The following quote has been attributed to both Mahatma Gandhi and former President Hubert Humphrey: “The measure of a society is how it treats its weakest members.” Regardless of who actually said it, there rings a tenor of truth that many souls hear.
Those of us fortunate to be citizens of First World countries often think our society is measured abundantly because of how we treat our most vulnerable members. Is it true? If you consider how the elderly in America’s nursing homes were and are being treated during the 2020 COVID-19 crisis, the answer is no.
According to a May 14, 2020, editorial in The Washington Post, the residents and staff in U.S. nursing homes accounted for “more than a third of the COVID-19 deaths.” Unfortunately, in today’s warp-speed news cycle, it’s a number gone unnoticed by many Americans.
But it isn’t just a number. It is us. Human beings: equal, precious, torturous and stunning in both cruel deeds and noble accomplishments. The people who died in nursing homes from COVID-19 were not disposable members of society who outlived their usefulness; they were simply us at a different stage in life.
Though this complex world lends itself to uncertainty, the value we place on a human life is strict: either every single one is priceless, or none of them is. Relative morality need not apply.
Sometimes, all that matters is money: Is it cost-efficient to treat someone with fewer years left? Other times, it is about convenience: ‘Why should I visit or care when I’m not even recognized?’
Just a few years ago, my mother lived and died in the same nursing home Masslive.com recently described as the location of the second highest death rate from COVID-19 in western Massachusetts. The home is in a suburb of the third largest city in Massachusetts. While the suburb had an extremely low infection rate, the city did not and that is where many of the staff live.
When my mother was there, my father went every day, sometimes twice, and my siblings and I went several times a week. Even during the pre-pandemic time, we noticed the home’s gradual decline. There were fewer activities for residents, and the regular outings happening when my mother first arrived trickled down to none.
During one, typically humid New England summer, the air conditioning stopped working. When a couple days passed and the home grew hotter, my father was forceful that it be resolved immediately. The next day the home had portable air conditioning units that, while inefficient in such a large facility, still took some of the humidity out and made it more comfortable to breathe.
My family regularly paid cash to the aides and assistants so our mother would get better care.

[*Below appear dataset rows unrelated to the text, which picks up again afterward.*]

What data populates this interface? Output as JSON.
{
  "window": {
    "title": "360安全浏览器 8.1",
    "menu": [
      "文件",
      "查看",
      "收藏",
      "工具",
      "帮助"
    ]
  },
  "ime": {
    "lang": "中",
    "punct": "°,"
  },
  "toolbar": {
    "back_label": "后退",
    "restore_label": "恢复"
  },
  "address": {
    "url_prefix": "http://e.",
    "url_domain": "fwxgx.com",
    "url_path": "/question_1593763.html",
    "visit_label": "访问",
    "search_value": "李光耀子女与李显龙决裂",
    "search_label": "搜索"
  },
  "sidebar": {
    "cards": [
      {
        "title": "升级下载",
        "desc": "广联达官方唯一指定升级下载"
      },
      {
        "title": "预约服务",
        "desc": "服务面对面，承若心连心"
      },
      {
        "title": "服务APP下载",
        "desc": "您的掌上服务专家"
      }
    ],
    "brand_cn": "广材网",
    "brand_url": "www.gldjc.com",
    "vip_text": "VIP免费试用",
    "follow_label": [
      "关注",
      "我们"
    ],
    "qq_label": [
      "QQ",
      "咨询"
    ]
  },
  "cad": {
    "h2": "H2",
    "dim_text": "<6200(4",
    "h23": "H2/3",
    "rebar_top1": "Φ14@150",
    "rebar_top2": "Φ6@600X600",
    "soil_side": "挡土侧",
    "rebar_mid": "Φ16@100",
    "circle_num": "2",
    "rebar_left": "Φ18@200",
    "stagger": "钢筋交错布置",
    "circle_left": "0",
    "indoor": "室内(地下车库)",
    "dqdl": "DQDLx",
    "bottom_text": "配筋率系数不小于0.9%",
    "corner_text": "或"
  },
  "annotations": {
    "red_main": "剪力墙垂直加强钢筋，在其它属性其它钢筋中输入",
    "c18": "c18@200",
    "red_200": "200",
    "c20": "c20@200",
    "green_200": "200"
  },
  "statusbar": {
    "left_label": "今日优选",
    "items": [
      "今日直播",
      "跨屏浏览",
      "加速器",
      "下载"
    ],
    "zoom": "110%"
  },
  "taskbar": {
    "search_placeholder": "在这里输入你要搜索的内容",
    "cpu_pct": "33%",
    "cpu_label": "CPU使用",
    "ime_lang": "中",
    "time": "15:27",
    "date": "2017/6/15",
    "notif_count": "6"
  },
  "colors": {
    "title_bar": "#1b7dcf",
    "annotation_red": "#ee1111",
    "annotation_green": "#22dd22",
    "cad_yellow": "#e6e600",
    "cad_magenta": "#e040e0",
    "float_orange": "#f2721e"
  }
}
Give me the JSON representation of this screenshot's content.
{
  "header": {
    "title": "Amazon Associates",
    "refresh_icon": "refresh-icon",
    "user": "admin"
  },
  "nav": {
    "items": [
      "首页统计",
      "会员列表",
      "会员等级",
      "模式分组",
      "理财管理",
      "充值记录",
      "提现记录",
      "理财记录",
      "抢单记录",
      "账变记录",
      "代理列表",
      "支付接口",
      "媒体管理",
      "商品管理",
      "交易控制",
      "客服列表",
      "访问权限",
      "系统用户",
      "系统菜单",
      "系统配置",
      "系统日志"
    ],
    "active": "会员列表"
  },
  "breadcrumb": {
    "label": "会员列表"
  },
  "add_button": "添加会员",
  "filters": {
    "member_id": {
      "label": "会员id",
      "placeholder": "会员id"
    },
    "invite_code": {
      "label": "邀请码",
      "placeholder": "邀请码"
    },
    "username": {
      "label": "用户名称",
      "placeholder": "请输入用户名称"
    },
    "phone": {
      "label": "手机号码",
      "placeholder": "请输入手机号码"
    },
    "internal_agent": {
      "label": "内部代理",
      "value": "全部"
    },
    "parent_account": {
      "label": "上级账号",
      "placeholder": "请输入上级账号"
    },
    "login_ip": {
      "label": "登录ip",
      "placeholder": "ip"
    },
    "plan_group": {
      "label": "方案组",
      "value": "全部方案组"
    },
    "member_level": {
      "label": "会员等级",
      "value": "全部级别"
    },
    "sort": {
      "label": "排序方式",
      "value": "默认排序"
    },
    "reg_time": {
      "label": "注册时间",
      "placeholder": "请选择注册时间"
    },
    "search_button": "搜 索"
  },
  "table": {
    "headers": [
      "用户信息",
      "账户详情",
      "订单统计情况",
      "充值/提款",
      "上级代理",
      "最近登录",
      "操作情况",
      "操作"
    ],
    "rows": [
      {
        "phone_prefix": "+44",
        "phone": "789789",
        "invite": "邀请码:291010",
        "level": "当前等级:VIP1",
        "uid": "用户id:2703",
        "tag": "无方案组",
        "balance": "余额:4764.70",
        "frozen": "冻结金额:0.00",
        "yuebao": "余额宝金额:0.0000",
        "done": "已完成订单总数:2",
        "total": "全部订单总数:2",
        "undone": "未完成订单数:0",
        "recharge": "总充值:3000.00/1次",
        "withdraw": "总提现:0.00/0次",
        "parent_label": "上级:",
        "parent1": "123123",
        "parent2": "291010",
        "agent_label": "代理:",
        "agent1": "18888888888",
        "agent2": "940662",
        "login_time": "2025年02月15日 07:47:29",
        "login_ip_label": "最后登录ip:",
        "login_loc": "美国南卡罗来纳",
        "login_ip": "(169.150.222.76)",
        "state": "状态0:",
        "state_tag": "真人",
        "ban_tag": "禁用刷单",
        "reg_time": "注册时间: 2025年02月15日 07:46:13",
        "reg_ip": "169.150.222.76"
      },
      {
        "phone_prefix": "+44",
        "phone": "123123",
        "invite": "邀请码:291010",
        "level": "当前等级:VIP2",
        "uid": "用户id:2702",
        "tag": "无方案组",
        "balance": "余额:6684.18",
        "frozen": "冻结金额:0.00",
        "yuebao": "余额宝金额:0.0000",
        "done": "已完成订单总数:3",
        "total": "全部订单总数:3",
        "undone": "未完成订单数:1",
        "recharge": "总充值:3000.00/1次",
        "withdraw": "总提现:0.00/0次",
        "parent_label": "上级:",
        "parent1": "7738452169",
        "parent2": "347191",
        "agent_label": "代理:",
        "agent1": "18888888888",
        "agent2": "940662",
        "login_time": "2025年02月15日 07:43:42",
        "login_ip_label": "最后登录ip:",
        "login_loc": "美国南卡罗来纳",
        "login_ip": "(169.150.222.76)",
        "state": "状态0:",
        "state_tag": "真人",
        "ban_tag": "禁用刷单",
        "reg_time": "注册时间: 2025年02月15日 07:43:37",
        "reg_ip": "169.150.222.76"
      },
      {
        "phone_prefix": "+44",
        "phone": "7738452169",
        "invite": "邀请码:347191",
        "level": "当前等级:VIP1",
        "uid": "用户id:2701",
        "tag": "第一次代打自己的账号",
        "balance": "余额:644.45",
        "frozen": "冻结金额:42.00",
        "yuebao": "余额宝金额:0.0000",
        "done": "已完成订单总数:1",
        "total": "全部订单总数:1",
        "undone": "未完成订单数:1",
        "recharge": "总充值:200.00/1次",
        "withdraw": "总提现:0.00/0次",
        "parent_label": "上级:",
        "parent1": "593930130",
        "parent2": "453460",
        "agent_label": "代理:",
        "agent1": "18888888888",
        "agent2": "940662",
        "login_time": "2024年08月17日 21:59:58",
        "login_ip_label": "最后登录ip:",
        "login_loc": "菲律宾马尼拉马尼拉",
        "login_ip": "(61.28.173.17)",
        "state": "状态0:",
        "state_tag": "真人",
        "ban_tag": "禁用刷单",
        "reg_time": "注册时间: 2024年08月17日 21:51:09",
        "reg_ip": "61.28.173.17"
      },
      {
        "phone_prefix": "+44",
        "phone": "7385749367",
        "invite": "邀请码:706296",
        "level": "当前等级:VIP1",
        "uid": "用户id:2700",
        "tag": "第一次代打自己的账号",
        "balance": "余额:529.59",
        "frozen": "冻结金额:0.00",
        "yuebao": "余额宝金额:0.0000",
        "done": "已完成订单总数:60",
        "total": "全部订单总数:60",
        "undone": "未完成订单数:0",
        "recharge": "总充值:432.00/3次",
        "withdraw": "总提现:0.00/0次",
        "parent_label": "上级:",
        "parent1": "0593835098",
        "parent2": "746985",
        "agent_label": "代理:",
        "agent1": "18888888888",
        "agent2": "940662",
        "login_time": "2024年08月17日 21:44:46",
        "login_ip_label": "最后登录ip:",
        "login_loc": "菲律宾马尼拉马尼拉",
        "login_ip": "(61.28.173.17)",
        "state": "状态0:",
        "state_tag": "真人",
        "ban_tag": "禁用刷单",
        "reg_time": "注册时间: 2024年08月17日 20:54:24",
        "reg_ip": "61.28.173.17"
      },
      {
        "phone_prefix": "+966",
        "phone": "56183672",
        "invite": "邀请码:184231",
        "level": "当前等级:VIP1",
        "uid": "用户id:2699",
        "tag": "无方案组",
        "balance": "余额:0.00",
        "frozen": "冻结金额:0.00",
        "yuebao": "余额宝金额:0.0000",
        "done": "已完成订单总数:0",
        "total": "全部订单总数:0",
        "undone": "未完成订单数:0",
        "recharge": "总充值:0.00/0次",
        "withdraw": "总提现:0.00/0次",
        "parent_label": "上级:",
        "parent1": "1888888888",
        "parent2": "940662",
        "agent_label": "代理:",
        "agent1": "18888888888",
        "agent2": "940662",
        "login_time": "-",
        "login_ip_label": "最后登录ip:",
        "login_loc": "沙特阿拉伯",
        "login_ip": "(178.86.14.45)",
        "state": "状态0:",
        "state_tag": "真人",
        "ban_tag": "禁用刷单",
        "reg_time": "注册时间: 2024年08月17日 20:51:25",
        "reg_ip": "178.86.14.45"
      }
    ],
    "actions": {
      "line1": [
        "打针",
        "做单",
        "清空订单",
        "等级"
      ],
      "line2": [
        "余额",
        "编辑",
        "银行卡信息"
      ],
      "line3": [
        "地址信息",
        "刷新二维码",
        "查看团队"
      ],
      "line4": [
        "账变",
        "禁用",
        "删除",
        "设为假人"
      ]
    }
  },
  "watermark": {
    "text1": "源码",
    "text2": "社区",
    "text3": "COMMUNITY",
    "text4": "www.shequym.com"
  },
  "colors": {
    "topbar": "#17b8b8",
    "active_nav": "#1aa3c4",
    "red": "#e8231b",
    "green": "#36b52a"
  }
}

There was also one of us there every day of the week, and I suspect this created a feeling among the staff that they were being watched.
Since our mother’s death, we continue to frequent this nursing home because of the close bonds formed with the people and the very place itself.
This is where our mother lived; this is where we watched her draw her last breath.
Some of the residents have no one to advocate for them. They only have family show up on a holiday or other special occasions. This is never enough time to understand the inner workings of what goes on anywhere.
The Dalai Lama said, “Love and compassion are necessities, not luxuries. Without them, humanity cannot survive.” This love and compassion must be extended to the entire human race, no matter what stage of life an individual may occupy. Simply remembering the people often pushed aside and forgotten is not enough. We must have a strict reckoning within ourselves in order for action to follow.
JM Mars is a student in New England.
We, Too, Are America is made possible through “Democracy and the Informed Citizen,” an initiative administered by the Federation of State Humanities Council through a grant from the Mellon Foundation.